Consultation plans for the UK government’s introduction of civil marriage equality for gay couples are expected to be unveiled tomorrow.

The consultation, which will examine how, rather than whether, to introduce equal marriage will be revealed by the equalities minister Lynne Featherstone with the backing of the prime minister and deputy prime minister.

The move was announced in September 2011 with a Downing Street source saying David Cameron had “personally intervened” to ensure that the consultation takes place and that the law is changed within the lifetime of this parliament.

PinkNews.co.uk anticipates the consultation to encompass how existing civil partnerships would be treated under a change in the law and whether same-sex couples will continue to have the option of civil partnerships as well as marriage.

The move to introduce equal marriage is also supported by the leader of the opposition, Ed Miliband and the Green Party’s MP Caroline Lucas.

Preceding weeks have seen numerous high profile religious figures speak out against equal civil marriage and fears that churches could be forced to hold ceremonies, though religious gay marriages are not being consulted on.

Recent polls have found more people in the UK in favour of equal marriage rights than opposed, though neither showed majority support.

An ICM poll for the Sunday Telegraph shows 45 per cent supporting the move in principle, while 36 per cent oppose it.

A similar poll by YouGov for the Sunday Times found 43 per cent in favour of same sex marriage, 32 percent in favour of just civil partnerships and just 15 per cent opposed to both.

A questionable poll commissioned by Catholics Voices and conducted by Comres was released last week. It appeared to show that 70 per cent of the public are opposed to same sex couples getting married. A full PinkNews analysis of the subject is here.

The Times became the first daily newspaper to outline its vocal support to reforming marriage by allowing same sex couples to enjoy the same rights as opposite sex couples. It wrote: “It would enrich the institution of marriage, enhance social stability and expand the sum of human happiness. It is a cause that has the firm support of The Times.”

The Church of England and the Roman Catholic Church have made clear their opposition to marriage equality. Britain’s only Catholic cardinal, Keith Michael Patrick O’Brien called it a “grotesque subversion of a universally accepted human right”.

But Quakers, Unitarians, Liberal Judaism and just last week, Reform Judaism backed equality and wish to conduct religious same sex marriages.

A Catholic newspaper claimed on Friday the government was expected to “bow to public pressure” and ask “whether gay civil marriage should be allowed at all”.

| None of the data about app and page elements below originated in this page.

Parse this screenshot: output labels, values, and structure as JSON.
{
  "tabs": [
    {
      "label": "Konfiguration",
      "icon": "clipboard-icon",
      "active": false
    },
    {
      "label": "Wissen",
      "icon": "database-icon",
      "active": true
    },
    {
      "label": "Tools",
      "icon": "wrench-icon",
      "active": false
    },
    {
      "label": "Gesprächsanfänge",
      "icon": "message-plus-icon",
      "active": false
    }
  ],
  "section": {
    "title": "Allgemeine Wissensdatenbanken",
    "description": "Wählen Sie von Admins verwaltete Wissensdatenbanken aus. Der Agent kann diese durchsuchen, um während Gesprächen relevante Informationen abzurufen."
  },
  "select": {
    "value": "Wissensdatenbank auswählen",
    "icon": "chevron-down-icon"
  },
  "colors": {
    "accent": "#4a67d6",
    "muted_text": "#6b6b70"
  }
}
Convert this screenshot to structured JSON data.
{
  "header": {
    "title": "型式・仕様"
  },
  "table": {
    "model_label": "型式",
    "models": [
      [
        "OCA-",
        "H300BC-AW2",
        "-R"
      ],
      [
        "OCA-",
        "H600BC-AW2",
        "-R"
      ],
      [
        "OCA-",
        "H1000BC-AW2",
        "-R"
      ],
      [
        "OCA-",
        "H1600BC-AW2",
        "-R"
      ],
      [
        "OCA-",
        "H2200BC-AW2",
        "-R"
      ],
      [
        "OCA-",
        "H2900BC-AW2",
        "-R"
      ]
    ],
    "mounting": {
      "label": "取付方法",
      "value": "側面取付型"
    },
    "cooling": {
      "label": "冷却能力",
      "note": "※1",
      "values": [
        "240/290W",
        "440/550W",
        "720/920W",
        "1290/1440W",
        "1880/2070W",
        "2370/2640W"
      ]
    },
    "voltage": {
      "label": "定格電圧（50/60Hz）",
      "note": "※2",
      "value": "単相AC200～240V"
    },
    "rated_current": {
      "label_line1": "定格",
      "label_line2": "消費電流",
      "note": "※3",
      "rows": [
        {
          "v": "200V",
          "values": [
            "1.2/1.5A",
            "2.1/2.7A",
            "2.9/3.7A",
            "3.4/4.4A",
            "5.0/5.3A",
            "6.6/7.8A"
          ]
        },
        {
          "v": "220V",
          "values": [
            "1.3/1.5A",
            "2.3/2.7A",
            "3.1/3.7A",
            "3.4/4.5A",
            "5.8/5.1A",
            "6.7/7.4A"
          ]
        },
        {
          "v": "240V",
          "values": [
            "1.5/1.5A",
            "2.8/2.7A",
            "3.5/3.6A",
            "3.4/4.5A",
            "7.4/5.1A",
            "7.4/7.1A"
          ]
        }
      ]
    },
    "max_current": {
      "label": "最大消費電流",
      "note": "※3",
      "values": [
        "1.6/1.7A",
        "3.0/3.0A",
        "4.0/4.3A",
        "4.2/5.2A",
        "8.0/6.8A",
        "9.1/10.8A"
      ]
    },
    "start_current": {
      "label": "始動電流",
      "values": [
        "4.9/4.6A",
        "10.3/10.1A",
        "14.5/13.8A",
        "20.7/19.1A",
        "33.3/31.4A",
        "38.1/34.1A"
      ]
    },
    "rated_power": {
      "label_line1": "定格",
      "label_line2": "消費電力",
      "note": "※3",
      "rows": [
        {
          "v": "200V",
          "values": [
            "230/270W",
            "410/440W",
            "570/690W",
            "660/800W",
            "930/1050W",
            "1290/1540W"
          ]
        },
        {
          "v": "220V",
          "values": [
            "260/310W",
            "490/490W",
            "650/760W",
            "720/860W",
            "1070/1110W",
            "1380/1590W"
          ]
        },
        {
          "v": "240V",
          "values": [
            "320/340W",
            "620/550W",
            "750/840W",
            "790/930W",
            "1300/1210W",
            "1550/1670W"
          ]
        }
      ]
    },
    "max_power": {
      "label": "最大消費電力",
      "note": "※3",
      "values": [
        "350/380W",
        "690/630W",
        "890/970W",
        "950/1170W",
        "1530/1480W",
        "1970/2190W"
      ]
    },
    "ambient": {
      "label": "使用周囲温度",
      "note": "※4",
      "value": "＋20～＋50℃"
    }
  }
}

A government source confirmed to PinkNews.co.uk the consultation “has always been about how to introduce equal marriage, not whether to introduce it”.

More than 50,000 responses were submitted to the Scottish government’s consultation on the introduction of gay marriage last December.